“It was quiet time, and I was feeling a little hungry,” the Bossier City teacher said, as the students were engaged in their own activities in the early afternoon of Aug. 14. “I had been a little busy, and I hadn’t had a chance to eat, and I got a piece of fruit out of my refrigerator.”
She took a bite of that fruit and that’s when the unthinkable happened.
“When I took a bite, it immediately just slipped down into my throat,” she described.
Lindsay said she was able to breathe momentarily, but that’s when things got progressively worse.
“I thought, well, I’ll just wash it down with some water,” the 18-year-veteran teacher said. “I took a sip, and that’s when things got really bad, and it just escalated from there when it lodged in and I couldn’t breathe.”
She said she didn’t want to panic in front of her students, so she ran out of the classroom. That’s when she ran into Deputy Slopak.
“I was here at the right time and the right place,” said Slopak, who was only on his second full day serving as a School Resource Officer at Plantation Park Elementary School.
Bossier Parish Sheriff’s Deputy and SRO Chris Slopak was making his rounds when he saw Mrs. Burns struggling to get air. He says that’s when his training kicked in.
“We met up roughly about right here [pointing to the middle of the hallway], I turned around, found her diaphragm, and placed my fist in the right area and just started applying pressure,” he said.

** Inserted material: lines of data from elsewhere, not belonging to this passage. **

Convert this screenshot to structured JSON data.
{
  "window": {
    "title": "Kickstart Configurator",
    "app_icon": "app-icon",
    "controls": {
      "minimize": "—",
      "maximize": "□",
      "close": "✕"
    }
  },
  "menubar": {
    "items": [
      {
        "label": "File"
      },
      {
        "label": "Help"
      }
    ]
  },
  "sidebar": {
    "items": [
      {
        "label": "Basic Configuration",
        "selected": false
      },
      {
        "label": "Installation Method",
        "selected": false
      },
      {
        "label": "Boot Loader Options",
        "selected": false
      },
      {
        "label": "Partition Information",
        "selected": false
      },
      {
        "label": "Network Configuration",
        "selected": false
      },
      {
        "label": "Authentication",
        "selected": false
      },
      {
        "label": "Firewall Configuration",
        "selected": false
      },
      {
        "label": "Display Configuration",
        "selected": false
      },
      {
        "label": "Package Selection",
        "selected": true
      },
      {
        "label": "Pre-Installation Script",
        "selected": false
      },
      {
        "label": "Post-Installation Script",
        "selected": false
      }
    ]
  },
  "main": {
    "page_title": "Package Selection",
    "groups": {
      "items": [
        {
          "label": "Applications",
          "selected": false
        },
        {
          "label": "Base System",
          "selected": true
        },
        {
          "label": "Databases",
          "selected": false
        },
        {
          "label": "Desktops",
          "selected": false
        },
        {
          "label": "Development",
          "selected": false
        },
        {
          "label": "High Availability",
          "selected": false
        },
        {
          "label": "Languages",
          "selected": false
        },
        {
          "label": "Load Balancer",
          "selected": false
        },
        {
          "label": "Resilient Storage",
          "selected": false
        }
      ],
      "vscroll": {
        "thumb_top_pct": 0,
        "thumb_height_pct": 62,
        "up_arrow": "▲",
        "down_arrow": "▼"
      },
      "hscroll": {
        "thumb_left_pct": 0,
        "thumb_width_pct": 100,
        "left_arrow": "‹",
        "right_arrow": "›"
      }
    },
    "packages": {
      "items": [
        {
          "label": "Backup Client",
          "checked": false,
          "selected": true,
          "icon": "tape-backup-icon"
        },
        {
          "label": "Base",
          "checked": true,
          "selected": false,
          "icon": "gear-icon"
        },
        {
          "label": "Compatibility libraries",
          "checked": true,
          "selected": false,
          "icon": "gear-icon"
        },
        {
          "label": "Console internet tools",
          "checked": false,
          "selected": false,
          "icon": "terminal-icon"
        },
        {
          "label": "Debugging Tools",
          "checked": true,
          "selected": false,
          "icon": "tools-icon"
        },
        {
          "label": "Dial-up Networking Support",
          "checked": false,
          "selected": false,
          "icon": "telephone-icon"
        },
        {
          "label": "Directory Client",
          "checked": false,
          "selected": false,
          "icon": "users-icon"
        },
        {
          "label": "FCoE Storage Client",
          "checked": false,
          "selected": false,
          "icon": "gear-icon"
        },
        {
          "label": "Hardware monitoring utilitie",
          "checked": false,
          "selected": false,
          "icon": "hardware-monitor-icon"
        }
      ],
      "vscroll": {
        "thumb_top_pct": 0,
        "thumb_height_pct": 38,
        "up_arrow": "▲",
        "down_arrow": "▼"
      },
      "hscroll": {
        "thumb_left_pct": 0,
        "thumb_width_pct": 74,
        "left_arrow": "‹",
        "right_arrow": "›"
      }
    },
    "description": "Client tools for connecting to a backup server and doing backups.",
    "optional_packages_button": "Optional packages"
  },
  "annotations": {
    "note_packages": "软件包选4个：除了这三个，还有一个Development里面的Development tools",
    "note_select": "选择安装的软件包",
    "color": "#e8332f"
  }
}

“I was continually asking her, ‘Can you breathe’?” he said. “She wasn’t breathing. About three or four more times, we were able to get it dislodged, and she went back to work. She’s a trooper.”

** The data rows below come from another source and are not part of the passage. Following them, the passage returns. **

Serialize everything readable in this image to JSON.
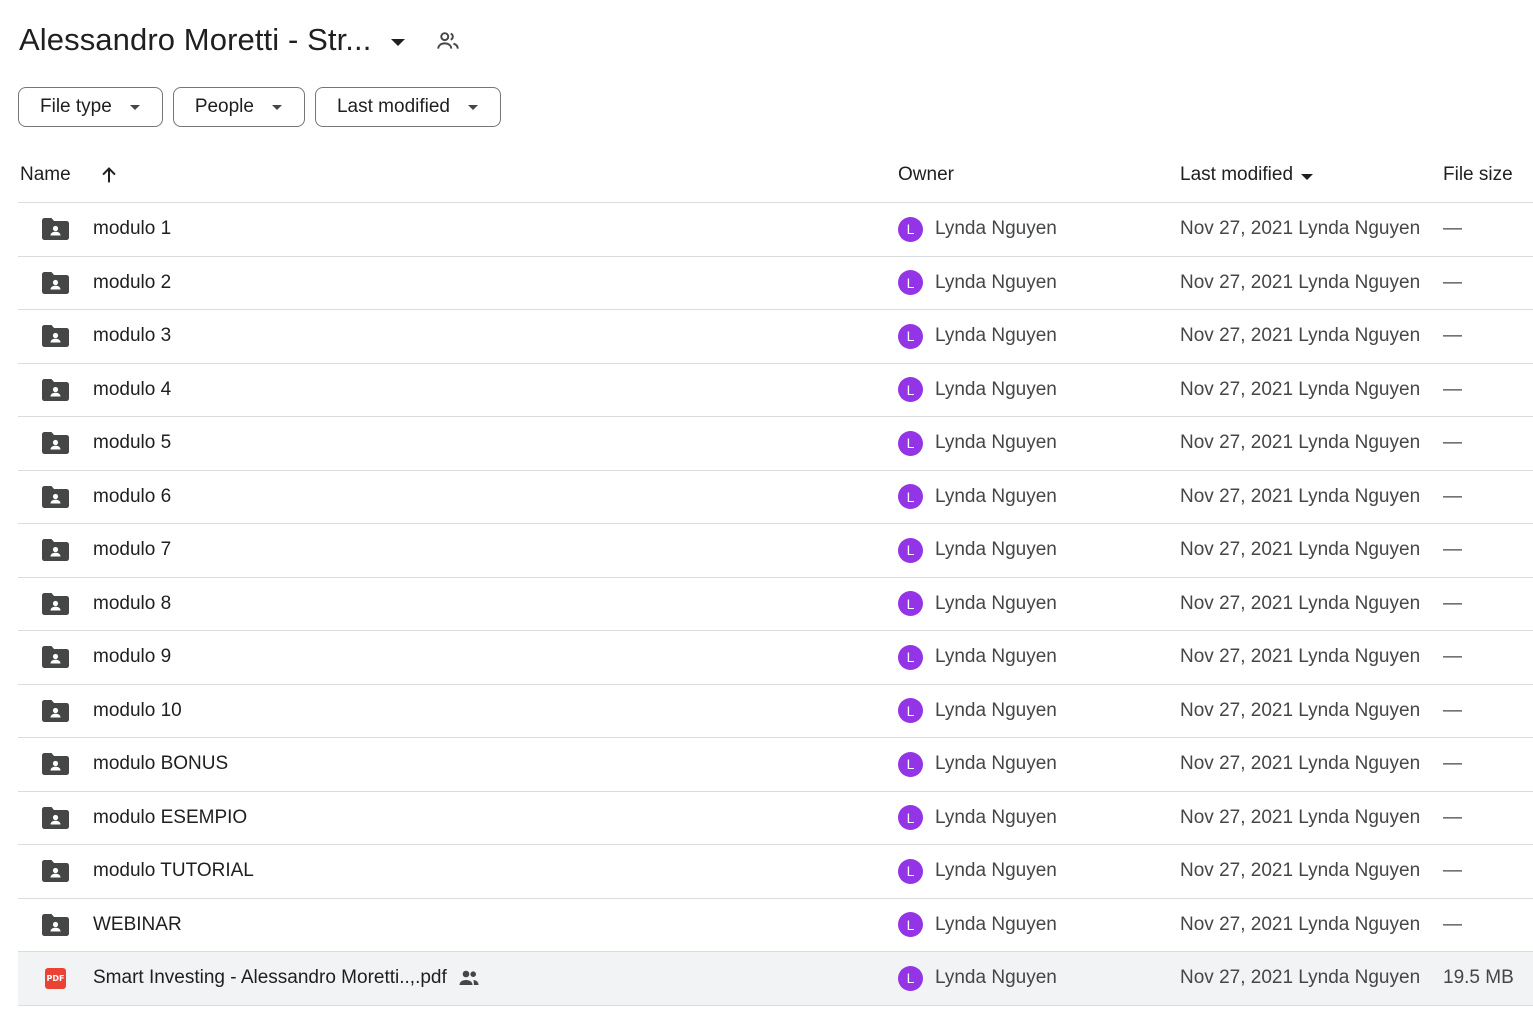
{
  "header": {
    "title": "Alessandro Moretti - Str...",
    "title_icon": "chevron-down-icon",
    "shared_icon": "people-icon"
  },
  "filters": [
    {
      "label": "File type"
    },
    {
      "label": "People"
    },
    {
      "label": "Last modified"
    }
  ],
  "columns": {
    "name": "Name",
    "owner": "Owner",
    "last_modified": "Last modified",
    "file_size": "File size"
  },
  "rows": [
    {
      "icon": "shared-folder-icon",
      "name": "modulo 1",
      "owner_initial": "L",
      "owner": "Lynda Nguyen",
      "modified": "Nov 27, 2021 Lynda Nguyen",
      "size": "—"
    },
    {
      "icon": "shared-folder-icon",
      "name": "modulo 2",
      "owner_initial": "L",
      "owner": "Lynda Nguyen",
      "modified": "Nov 27, 2021 Lynda Nguyen",
      "size": "—"
    },
    {
      "icon": "shared-folder-icon",
      "name": "modulo 3",
      "owner_initial": "L",
      "owner": "Lynda Nguyen",
      "modified": "Nov 27, 2021 Lynda Nguyen",
      "size": "—"
    },
    {
      "icon": "shared-folder-icon",
      "name": "modulo 4",
      "owner_initial": "L",
      "owner": "Lynda Nguyen",
      "modified": "Nov 27, 2021 Lynda Nguyen",
      "size": "—"
    },
    {
      "icon": "shared-folder-icon",
      "name": "modulo 5",
      "owner_initial": "L",
      "owner": "Lynda Nguyen",
      "modified": "Nov 27, 2021 Lynda Nguyen",
      "size": "—"
    },
    {
      "icon": "shared-folder-icon",
      "name": "modulo 6",
      "owner_initial": "L",
      "owner": "Lynda Nguyen",
      "modified": "Nov 27, 2021 Lynda Nguyen",
      "size": "—"
    },
    {
      "icon": "shared-folder-icon",
      "name": "modulo 7",
      "owner_initial": "L",
      "owner": "Lynda Nguyen",
      "modified": "Nov 27, 2021 Lynda Nguyen",
      "size": "—"
    },
    {
      "icon": "shared-folder-icon",
      "name": "modulo 8",
      "owner_initial": "L",
      "owner": "Lynda Nguyen",
      "modified": "Nov 27, 2021 Lynda Nguyen",
      "size": "—"
    },
    {
      "icon": "shared-folder-icon",
      "name": "modulo 9",
      "owner_initial": "L",
      "owner": "Lynda Nguyen",
      "modified": "Nov 27, 2021 Lynda Nguyen",
      "size": "—"
    },
    {
      "icon": "shared-folder-icon",
      "name": "modulo 10",
      "owner_initial": "L",
      "owner": "Lynda Nguyen",
      "modified": "Nov 27, 2021 Lynda Nguyen",
      "size": "—"
    },
    {
      "icon": "shared-folder-icon",
      "name": "modulo BONUS",
      "owner_initial": "L",
      "owner": "Lynda Nguyen",
      "modified": "Nov 27, 2021 Lynda Nguyen",
      "size": "—"
    },
    {
      "icon": "shared-folder-icon",
      "name": "modulo ESEMPIO",
      "owner_initial": "L",
      "owner": "Lynda Nguyen",
      "modified": "Nov 27, 2021 Lynda Nguyen",
      "size": "—"
    },
    {
      "icon": "shared-folder-icon",
      "name": "modulo TUTORIAL",
      "owner_initial": "L",
      "owner": "Lynda Nguyen",
      "modified": "Nov 27, 2021 Lynda Nguyen",
      "size": "—"
    },
    {
      "icon": "shared-folder-icon",
      "name": "WEBINAR",
      "owner_initial": "L",
      "owner": "Lynda Nguyen",
      "modified": "Nov 27, 2021 Lynda Nguyen",
      "size": "—"
    },
    {
      "icon": "pdf-icon",
      "icon_text": "PDF",
      "name": "Smart Investing - Alessandro Moretti..,.pdf",
      "shared": true,
      "owner_initial": "L",
      "owner": "Lynda Nguyen",
      "modified": "Nov 27, 2021 Lynda Nguyen",
      "size": "19.5 MB",
      "selected": true
    }
  ],
  "colors": {
    "avatar": "#9334e6",
    "pdf": "#ea4335",
    "selected_row": "#f1f3f4"
  }
}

Mrs. Burns calls Chris her guardian angel.
“I feel thankful that he was there for me…he saved my life,” she said. “I don’t think I would have lasted much longer had he not been standing there.”
Deputy Slopak says it’s part of his duty to protect and serve. That even involves knowing how to administer the Heimlich Maneuver.
“When we put our uniforms on every day, we’re not thinking about that type of scenario, though we are trained for those situations,” Deputy Slopak said. “We’re more on a high alert, always trying to be aware of our surroundings. This is just part of the job that comes with it, and I’m just glad I was here when I was.”